I am proud that our country was created as the world’s first Muslim homeland, but we still don’t agree on what this means. The Quran teaches us sabar—patience—but often it feels that we have forgotten the word and think Islam means women sitting at home in purdah or wearing burqas while men do jihad.
Mullah from the TNSM preached that the earthquake was a warning from God. If we did not mend our ways and introduce shariat or Islamic law, they shouted in their thundering voices, more severe punishment would come.
We don’t have any option. We are dependent on these mullahs to learn the Quran,” he said. “But you just use him to learn the literal meanings of the words; don’t follow his explanations and interpretations. Only learn what God says. His words are divine messages, which you are free to interpret.”
“They are abusing our religion,” I said in interviews. “How will you accept Islam if I put a gun to your head and say Islam is the true religion? If they want every person in the world to be Muslim why don’t they show themselves to be good Muslims first?”

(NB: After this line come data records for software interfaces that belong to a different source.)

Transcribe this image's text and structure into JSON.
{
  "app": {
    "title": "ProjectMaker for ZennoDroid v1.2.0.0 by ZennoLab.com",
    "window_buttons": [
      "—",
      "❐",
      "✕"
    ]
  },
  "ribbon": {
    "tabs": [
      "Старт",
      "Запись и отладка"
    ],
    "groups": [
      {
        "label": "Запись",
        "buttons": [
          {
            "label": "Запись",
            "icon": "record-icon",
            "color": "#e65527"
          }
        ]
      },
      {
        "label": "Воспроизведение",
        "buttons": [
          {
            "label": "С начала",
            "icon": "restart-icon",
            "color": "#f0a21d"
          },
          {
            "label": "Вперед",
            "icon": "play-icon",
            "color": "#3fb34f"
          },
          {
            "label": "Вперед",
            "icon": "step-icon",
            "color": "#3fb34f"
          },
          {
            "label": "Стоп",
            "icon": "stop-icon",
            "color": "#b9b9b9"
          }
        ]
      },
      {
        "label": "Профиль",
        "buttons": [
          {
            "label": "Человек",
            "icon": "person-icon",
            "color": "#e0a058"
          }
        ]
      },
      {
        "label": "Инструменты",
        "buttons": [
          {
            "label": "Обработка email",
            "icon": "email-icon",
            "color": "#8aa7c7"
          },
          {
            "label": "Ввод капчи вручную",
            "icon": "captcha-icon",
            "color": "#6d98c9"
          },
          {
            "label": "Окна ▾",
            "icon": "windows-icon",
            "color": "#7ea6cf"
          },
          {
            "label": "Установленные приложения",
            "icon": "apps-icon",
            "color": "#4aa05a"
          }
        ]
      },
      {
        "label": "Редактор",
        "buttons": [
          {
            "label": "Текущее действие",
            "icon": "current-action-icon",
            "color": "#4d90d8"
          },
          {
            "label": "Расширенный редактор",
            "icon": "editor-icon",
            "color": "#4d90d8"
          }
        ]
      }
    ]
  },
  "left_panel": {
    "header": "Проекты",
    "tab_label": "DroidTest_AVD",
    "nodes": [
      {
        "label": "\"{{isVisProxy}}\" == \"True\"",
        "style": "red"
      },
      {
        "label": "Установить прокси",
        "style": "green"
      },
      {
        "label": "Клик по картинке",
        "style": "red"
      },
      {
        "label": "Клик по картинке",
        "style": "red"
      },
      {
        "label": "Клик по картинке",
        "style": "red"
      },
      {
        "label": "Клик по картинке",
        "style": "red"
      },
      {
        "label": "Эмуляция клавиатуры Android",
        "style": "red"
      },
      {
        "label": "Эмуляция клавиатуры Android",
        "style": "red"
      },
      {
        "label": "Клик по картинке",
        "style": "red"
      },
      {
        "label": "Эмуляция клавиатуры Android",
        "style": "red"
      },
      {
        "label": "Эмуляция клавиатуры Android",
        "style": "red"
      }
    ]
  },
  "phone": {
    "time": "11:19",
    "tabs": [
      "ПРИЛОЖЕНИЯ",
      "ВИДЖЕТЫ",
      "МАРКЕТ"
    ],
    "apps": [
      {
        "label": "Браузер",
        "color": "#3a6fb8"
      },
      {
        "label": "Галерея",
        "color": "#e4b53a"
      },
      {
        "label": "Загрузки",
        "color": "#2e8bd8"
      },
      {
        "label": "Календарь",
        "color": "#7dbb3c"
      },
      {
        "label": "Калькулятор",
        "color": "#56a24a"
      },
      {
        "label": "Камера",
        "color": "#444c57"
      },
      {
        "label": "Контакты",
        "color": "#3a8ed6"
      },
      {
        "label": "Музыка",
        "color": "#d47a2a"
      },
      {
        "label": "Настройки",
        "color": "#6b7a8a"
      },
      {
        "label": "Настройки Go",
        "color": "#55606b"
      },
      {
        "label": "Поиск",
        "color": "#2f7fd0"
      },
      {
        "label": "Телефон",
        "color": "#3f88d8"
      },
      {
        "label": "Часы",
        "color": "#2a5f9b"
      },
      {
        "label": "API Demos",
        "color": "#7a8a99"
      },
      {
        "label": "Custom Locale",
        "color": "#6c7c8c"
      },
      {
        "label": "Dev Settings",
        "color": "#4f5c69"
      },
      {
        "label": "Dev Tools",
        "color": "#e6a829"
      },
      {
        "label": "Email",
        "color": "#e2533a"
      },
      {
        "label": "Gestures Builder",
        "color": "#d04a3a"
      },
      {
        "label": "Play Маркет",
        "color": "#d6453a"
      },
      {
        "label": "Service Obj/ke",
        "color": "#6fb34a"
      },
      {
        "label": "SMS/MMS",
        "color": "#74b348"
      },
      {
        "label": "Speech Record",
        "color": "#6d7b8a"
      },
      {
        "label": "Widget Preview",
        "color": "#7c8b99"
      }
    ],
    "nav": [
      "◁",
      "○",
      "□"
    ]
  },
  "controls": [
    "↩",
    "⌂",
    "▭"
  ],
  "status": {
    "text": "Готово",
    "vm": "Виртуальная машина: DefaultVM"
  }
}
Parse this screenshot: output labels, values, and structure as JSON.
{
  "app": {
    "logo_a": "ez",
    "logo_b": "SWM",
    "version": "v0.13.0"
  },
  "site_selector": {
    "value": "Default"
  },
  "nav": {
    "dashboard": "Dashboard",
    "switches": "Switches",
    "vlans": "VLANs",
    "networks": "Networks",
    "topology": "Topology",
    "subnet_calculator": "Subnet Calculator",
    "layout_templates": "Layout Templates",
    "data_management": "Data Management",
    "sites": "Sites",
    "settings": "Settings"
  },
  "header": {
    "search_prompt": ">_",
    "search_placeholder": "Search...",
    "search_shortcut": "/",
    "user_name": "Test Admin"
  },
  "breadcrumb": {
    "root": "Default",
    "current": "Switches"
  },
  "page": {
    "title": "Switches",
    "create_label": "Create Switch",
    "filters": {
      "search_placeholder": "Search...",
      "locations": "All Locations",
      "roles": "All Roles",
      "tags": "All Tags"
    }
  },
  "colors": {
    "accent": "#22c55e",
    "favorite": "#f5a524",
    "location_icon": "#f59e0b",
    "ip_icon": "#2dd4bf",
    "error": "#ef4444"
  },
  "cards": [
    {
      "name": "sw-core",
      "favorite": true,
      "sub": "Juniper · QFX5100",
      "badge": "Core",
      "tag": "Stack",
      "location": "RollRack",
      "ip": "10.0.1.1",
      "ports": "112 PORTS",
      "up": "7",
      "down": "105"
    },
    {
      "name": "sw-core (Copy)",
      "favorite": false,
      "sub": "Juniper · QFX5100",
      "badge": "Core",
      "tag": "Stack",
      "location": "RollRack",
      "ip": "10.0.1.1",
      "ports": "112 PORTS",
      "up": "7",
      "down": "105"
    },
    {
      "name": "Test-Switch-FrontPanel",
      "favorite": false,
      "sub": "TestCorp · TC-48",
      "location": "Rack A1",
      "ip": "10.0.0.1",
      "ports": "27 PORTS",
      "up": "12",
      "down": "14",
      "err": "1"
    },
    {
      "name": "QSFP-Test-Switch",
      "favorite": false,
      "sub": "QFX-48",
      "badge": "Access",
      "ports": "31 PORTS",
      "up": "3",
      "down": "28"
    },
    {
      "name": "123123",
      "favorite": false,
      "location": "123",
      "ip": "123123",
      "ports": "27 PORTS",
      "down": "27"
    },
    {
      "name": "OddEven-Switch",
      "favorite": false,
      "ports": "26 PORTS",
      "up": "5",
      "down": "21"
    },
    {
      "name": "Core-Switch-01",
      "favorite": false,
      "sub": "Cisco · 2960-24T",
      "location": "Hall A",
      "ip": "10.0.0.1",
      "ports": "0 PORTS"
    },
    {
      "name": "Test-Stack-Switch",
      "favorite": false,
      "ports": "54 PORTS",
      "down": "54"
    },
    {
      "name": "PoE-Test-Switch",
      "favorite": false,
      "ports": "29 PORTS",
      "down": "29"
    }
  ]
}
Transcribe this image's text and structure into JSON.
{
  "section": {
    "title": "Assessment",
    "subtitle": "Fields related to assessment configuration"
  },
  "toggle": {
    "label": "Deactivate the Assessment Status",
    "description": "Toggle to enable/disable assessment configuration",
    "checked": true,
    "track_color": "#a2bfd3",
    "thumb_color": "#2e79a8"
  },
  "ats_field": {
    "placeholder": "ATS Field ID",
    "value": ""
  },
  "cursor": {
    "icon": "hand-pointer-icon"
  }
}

The Taliban’s deadline was drawing closer: girls had to stop going to school. How could they stop more than 50,000 girls from going to school in the twenty-first century? I kept hoping something would happen and the schools would remain open. But finally the deadline was upon us.
A few days later the video was everywhere. A woman filmmaker in Islamabad got hold of it and it was shown on Pakistan TV over and over, and then around the world. People were rightly outraged, but this reaction seemed odd to us as it showed they had no idea of the awful things going on in our valley. I wish their outrage extended to the Taliban’s banning of girls’ education.
It seemed like everyone knew I had written the BBC diary. Some thought my father had done it for me but Madam Maryam, our principal, told them, “No. Malala is not just a good speaker but also a good writer.”
Islamabad was totally different from Swat. It was as different for us as Islamabad is to New York. Shiza introduced us to women who were lawyers and doctors and also activists, which showed us that women could do important jobs yet still keep their culture and traditions. We saw women in the streets without purdah, their heads completely uncovered. I stopped wearing my shawl over my head in some of the meetings, thinking I had become a modern girl.
The first two questions my pen wrote were, “Why have I no father?” and “My father has no money. Who will pay for all this?”
“Too many people in the Muslim world can’t believe a Muslim can do such a thing,” she said. “My mother, for example, would say they can’t be Muslims. Some people call themselves Muslims but their actions are not Islamic.” We talked about how things happen for different reasons, this happened to me, and how education for females not just males is one of our Islamic rights. I was speaking up for my rights as a Muslim woman to be able to go to school.
We humans don’t realize how great God is. He has given us an extraordinary brain and a sensitive loving heart. He has blessed us with two lips to talk and express our feelings, two eyes which see a world of colors and beauty, two feet which walk on the road of life, two hands to work for us, a nose which smells the beauty of fragrance, and two ears to hear the words of love.
I was a good girl. In my heart I had only the desire to help people. It wasn’t about the awards or the money. I always prayed to God, “I want to help people and please help me do that.”